Blogger: Rachel Zurakowski
Location: Books & Such Main Office, Santa Rosa, Calif.
Why do you write? Why do you want to be published?
I think all writers need to address these questions. If you don’t identify and understand your motivations, how can you effectively write a project to reach your intended audience? Or how do you even figure out who your audience is?
I must admit that if I were to write a book, my only motivation for publication would be the money. I would want to be published so that I could have a best-seller. That’s probably the most selfish motivation out there, but I think every person, author or not, would love to write a best-seller and make piles of money.
Because that’s my only motivation, I haven’t written that book. The dream of money, for me, isn’t enough to force me to do all of the work required. I don’t think there’s enough of a chance of my becoming that best-selling author. It would be like playing the lotto. I could invest the time, but without promise of reward, I wouldn’t do it. I would need a better reason to write the book.
Most writers have other motivations in addition to wanting to make at least some money. These motivations usually are layered and complex, and they are entwined with the core of who the writer is–the writer’s self esteem, worth, etc. This is why the ups and downs of the publishing process affect the writer so deeply. The writer becomes connected to the book, not just because he or she wrote it, but also because he or she wrote it for a reason.
Here’s a list of some possible motivations:
1) To help others not to make the same mistakes that the writer has.
2) To prove worth.
3) To entertain others.
4) To write the story that has been laid on the writer’s heart.
5) Revenge (exposing someone real in “fiction”).
6) Sharing what has happened to the writer to help the writer heal. Writing something down can help to process past experiences.
7) To prove a point.
8 ) To strengthen the audience’s faith or to share insights the writer has learned.
9) To impress someone.
10) To be something other than who you are.

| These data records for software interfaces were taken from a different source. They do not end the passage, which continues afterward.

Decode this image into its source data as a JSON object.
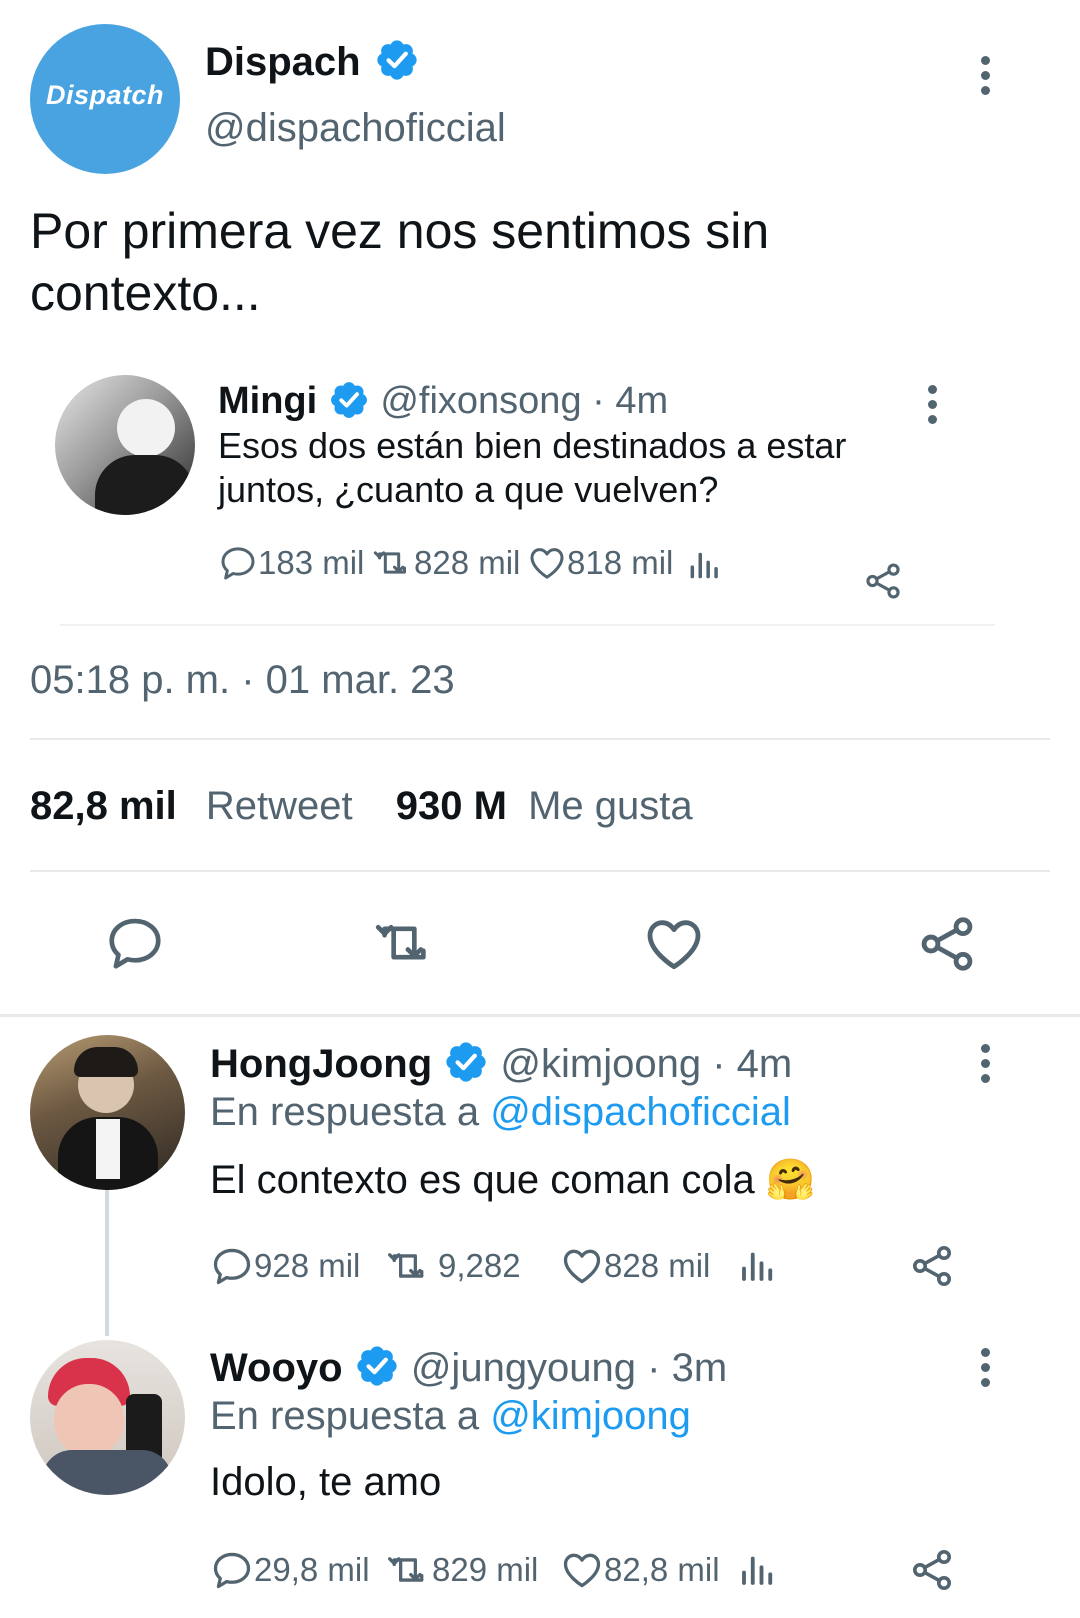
{
  "colors": {
    "accent": "#1d9bf0",
    "muted": "#536471",
    "text": "#0f1419",
    "divider": "#e7e9ea"
  },
  "main_tweet": {
    "name": "Dispach",
    "handle": "@dispachoficcial",
    "avatar_text": "Dispatch",
    "text": "Por primera vez nos sentimos sin contexto...",
    "timestamp": "05:18 p. m. · 01 mar. 23",
    "retweets_count": "82,8 mil",
    "retweets_label": "Retweet",
    "likes_count": "930 M",
    "likes_label": "Me gusta"
  },
  "quoted_tweet": {
    "name": "Mingi",
    "handle": "@fixonsong",
    "time": "· 4m",
    "text": "Esos dos están bien destinados a estar juntos, ¿cuanto a que vuelven?",
    "replies": "183 mil",
    "retweets": "828 mil",
    "likes": "818 mil"
  },
  "replies": [
    {
      "name": "HongJoong",
      "handle": "@kimjoong",
      "time": "· 4m",
      "reply_prefix": "En respuesta a",
      "reply_to": "@dispachoficcial",
      "text": "El contexto es que coman cola 🤗",
      "replies": "928 mil",
      "retweets": "9,282",
      "likes": "828 mil"
    },
    {
      "name": "Wooyo",
      "handle": "@jungyoung",
      "time": "· 3m",
      "reply_prefix": "En respuesta a",
      "reply_to": "@kimjoong",
      "text": "Idolo, te amo",
      "replies": "29,8 mil",
      "retweets": "829 mil",
      "likes": "82,8 mil"
    }
  ],
  "icons": [
    "verified-badge-icon",
    "more-icon",
    "reply-icon",
    "retweet-icon",
    "like-icon",
    "views-icon",
    "share-icon"
  ]
}
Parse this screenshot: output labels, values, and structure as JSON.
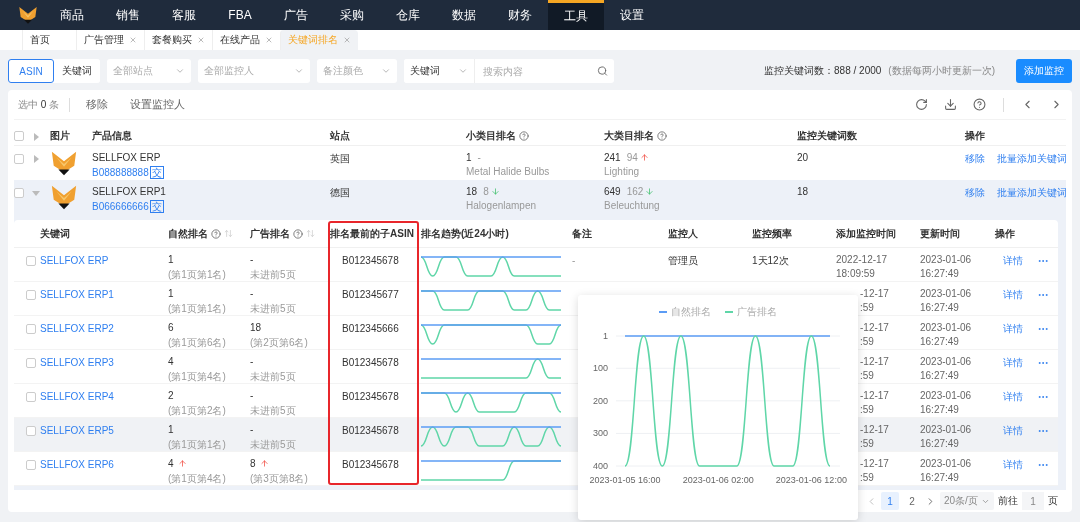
{
  "nav": {
    "items": [
      {
        "label": "商品",
        "selected": false
      },
      {
        "label": "销售",
        "selected": false
      },
      {
        "label": "客服",
        "selected": false
      },
      {
        "label": "FBA",
        "selected": false
      },
      {
        "label": "广告",
        "selected": false
      },
      {
        "label": "采购",
        "selected": false
      },
      {
        "label": "仓库",
        "selected": false
      },
      {
        "label": "数据",
        "selected": false
      },
      {
        "label": "财务",
        "selected": false
      },
      {
        "label": "工具",
        "selected": true
      },
      {
        "label": "设置",
        "selected": false
      }
    ]
  },
  "tabs": [
    {
      "label": "首页",
      "closable": false,
      "selected": false
    },
    {
      "label": "广告管理",
      "closable": true,
      "selected": false
    },
    {
      "label": "套餐购买",
      "closable": true,
      "selected": false
    },
    {
      "label": "在线产品",
      "closable": true,
      "selected": false
    },
    {
      "label": "关键词排名",
      "closable": true,
      "selected": true
    }
  ],
  "filters": {
    "modes": [
      {
        "label": "ASIN",
        "selected": true
      },
      {
        "label": "关键词",
        "selected": false
      }
    ],
    "dropdowns": [
      {
        "placeholder": "全部站点"
      },
      {
        "placeholder": "全部监控人"
      },
      {
        "placeholder": "备注颜色"
      }
    ],
    "search_type": "关键词",
    "search": {
      "placeholder": "搜索内容"
    },
    "quota": "监控关键词数：888 / 2000",
    "quota_note": "(数据每两小时更新一次)",
    "add_button": "添加监控"
  },
  "toolbar": {
    "selected_count": "选中 **0** 条",
    "actions": [
      "移除",
      "设置监控人"
    ]
  },
  "table": {
    "all_checked": false,
    "columns": [
      {
        "label": "图片",
        "help": false
      },
      {
        "label": "产品信息",
        "help": false
      },
      {
        "label": "站点",
        "help": false
      },
      {
        "label": "小类目排名",
        "help": true
      },
      {
        "label": "大类目排名",
        "help": true
      },
      {
        "label": "监控关键词数",
        "help": false
      },
      {
        "label": "操作",
        "help": false
      }
    ],
    "rows": [
      {
        "checked": false,
        "expanded": false,
        "name": "SELLFOX ERP",
        "asin": "B088888888",
        "badge": "交",
        "site": "英国",
        "sub_rank": {
          "value": "1",
          "change": "-",
          "rising": false,
          "falling": false,
          "category": "Metal Halide Bulbs"
        },
        "main_rank": {
          "value": "241",
          "change": "94",
          "rising": true,
          "falling": false,
          "category": "Lighting"
        },
        "keyword_count": "20",
        "actions": [
          "移除",
          "批量添加关键词"
        ]
      },
      {
        "checked": false,
        "expanded": true,
        "name": "SELLFOX ERP1",
        "asin": "B066666666",
        "badge": "交",
        "site": "德国",
        "sub_rank": {
          "value": "18",
          "change": "8",
          "rising": false,
          "falling": true,
          "category": "Halogenlampen"
        },
        "main_rank": {
          "value": "649",
          "change": "162",
          "rising": false,
          "falling": true,
          "category": "Beleuchtung"
        },
        "keyword_count": "18",
        "actions": [
          "移除",
          "批量添加关键词"
        ]
      }
    ]
  },
  "sub_table": {
    "columns": [
      {
        "label": "关键词",
        "help": false,
        "sortable": false,
        "highlighted": false
      },
      {
        "label": "自然排名",
        "help": true,
        "sortable": true,
        "highlighted": false
      },
      {
        "label": "广告排名",
        "help": true,
        "sortable": true,
        "highlighted": false
      },
      {
        "label": "排名最前的子ASIN",
        "help": false,
        "sortable": false,
        "highlighted": true
      },
      {
        "label": "排名趋势(近24小时)",
        "help": false,
        "sortable": false,
        "highlighted": false
      },
      {
        "label": "备注",
        "help": false,
        "sortable": false,
        "highlighted": false
      },
      {
        "label": "监控人",
        "help": false,
        "sortable": false,
        "highlighted": false
      },
      {
        "label": "监控频率",
        "help": false,
        "sortable": false,
        "highlighted": false
      },
      {
        "label": "添加监控时间",
        "help": false,
        "sortable": false,
        "highlighted": false
      },
      {
        "label": "更新时间",
        "help": false,
        "sortable": false,
        "highlighted": false
      },
      {
        "label": "操作",
        "help": false,
        "sortable": false,
        "highlighted": false
      }
    ],
    "rows": [
      {
        "checked": false,
        "hovered": false,
        "covered": false,
        "keyword": "SELLFOX ERP",
        "natural": {
          "value": "1",
          "rising": false,
          "falling": false,
          "detail": "(第1页第1名)"
        },
        "ad": {
          "value": "-",
          "rising": false,
          "falling": false,
          "detail": "未进前5页"
        },
        "asin": "B012345678",
        "note": "-",
        "monitor": "管理员",
        "frequency": "1天12次",
        "added": [
          "2022-12-17",
          "18:09:59"
        ],
        "updated": [
          "2023-01-06",
          "16:27:49"
        ],
        "action": "详情"
      },
      {
        "checked": false,
        "hovered": false,
        "covered": true,
        "keyword": "SELLFOX ERP1",
        "natural": {
          "value": "1",
          "rising": false,
          "falling": false,
          "detail": "(第1页第1名)"
        },
        "ad": {
          "value": "-",
          "rising": false,
          "falling": false,
          "detail": "未进前5页"
        },
        "asin": "B012345677",
        "added": [
          "-12-17",
          ":59"
        ],
        "updated": [
          "2023-01-06",
          "16:27:49"
        ],
        "action": "详情"
      },
      {
        "checked": false,
        "hovered": false,
        "covered": true,
        "keyword": "SELLFOX ERP2",
        "natural": {
          "value": "6",
          "rising": false,
          "falling": false,
          "detail": "(第1页第6名)"
        },
        "ad": {
          "value": "18",
          "rising": false,
          "falling": false,
          "detail": "(第2页第6名)"
        },
        "asin": "B012345666",
        "added": [
          "-12-17",
          ":59"
        ],
        "updated": [
          "2023-01-06",
          "16:27:49"
        ],
        "action": "详情"
      },
      {
        "checked": false,
        "hovered": false,
        "covered": true,
        "keyword": "SELLFOX ERP3",
        "natural": {
          "value": "4",
          "rising": false,
          "falling": false,
          "detail": "(第1页第4名)"
        },
        "ad": {
          "value": "-",
          "rising": false,
          "falling": false,
          "detail": "未进前5页"
        },
        "asin": "B012345678",
        "added": [
          "-12-17",
          ":59"
        ],
        "updated": [
          "2023-01-06",
          "16:27:49"
        ],
        "action": "详情"
      },
      {
        "checked": false,
        "hovered": false,
        "covered": true,
        "keyword": "SELLFOX ERP4",
        "natural": {
          "value": "2",
          "rising": false,
          "falling": false,
          "detail": "(第1页第2名)"
        },
        "ad": {
          "value": "-",
          "rising": false,
          "falling": false,
          "detail": "未进前5页"
        },
        "asin": "B012345678",
        "added": [
          "-12-17",
          ":59"
        ],
        "updated": [
          "2023-01-06",
          "16:27:49"
        ],
        "action": "详情"
      },
      {
        "checked": false,
        "hovered": true,
        "covered": true,
        "keyword": "SELLFOX ERP5",
        "natural": {
          "value": "1",
          "rising": false,
          "falling": false,
          "detail": "(第1页第1名)"
        },
        "ad": {
          "value": "-",
          "rising": false,
          "falling": false,
          "detail": "未进前5页"
        },
        "asin": "B012345678",
        "added": [
          "-12-17",
          ":59"
        ],
        "updated": [
          "2023-01-06",
          "16:27:49"
        ],
        "action": "详情"
      },
      {
        "checked": false,
        "hovered": false,
        "covered": true,
        "keyword": "SELLFOX ERP6",
        "natural": {
          "value": "4",
          "rising": true,
          "falling": false,
          "detail": "(第1页第4名)"
        },
        "ad": {
          "value": "8",
          "rising": true,
          "falling": false,
          "detail": "(第3页第8名)"
        },
        "asin": "B012345678",
        "added": [
          "-12-17",
          ":59"
        ],
        "updated": [
          "2023-01-06",
          "16:27:49"
        ],
        "action": "详情"
      }
    ]
  },
  "rank_popup": {
    "chart_data": {
      "type": "line",
      "legend": "top",
      "grid": true,
      "categories": [
        "2023-01-05 16:00",
        null,
        null,
        null,
        null,
        "2023-01-06 02:00",
        null,
        null,
        null,
        null,
        "2023-01-06 12:00",
        null
      ],
      "ylim": [
        400,
        1
      ],
      "yticks": [
        1,
        100,
        200,
        300,
        400
      ],
      "series": [
        {
          "name": "自然排名",
          "color": "#5b9cf5",
          "values": [
            1,
            1,
            1,
            1,
            1,
            1,
            1,
            1,
            1,
            1,
            1,
            1
          ]
        },
        {
          "name": "广告排名",
          "color": "#5fd6a8",
          "values": [
            400,
            1,
            400,
            1,
            400,
            400,
            400,
            1,
            400,
            400,
            1,
            400
          ]
        }
      ]
    }
  },
  "pagination": {
    "pages": [
      {
        "label": "1",
        "selected": true
      },
      {
        "label": "2",
        "selected": false
      }
    ],
    "page_size": "20条/页",
    "goto_label": "前往",
    "goto_value": "1",
    "goto_suffix": "页"
  }
}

11) To create a new life for yourself through your characters.
12) To create a legacy.
I’m sure hundreds of writer motivations exist. I encourage each of you to dig deep, to peel back the layers to find out what the core of your passion for writing is. This might even be a painful experience for some of you, but I believe understanding your motivations will help you to identify your audience and to write a more focused project that will have a better chance of fulfilling your dreams for your writing.
Also, some of your motivations might need to be re-evaluated–like if you are writing for revenge. Clearing out the negative motivations, while there’s no easy way to do this, will help you to write a better book.
Now it’s your turn. What motivations can you add to my list? They don’t have to be your motivations, and they can be both negative and positive.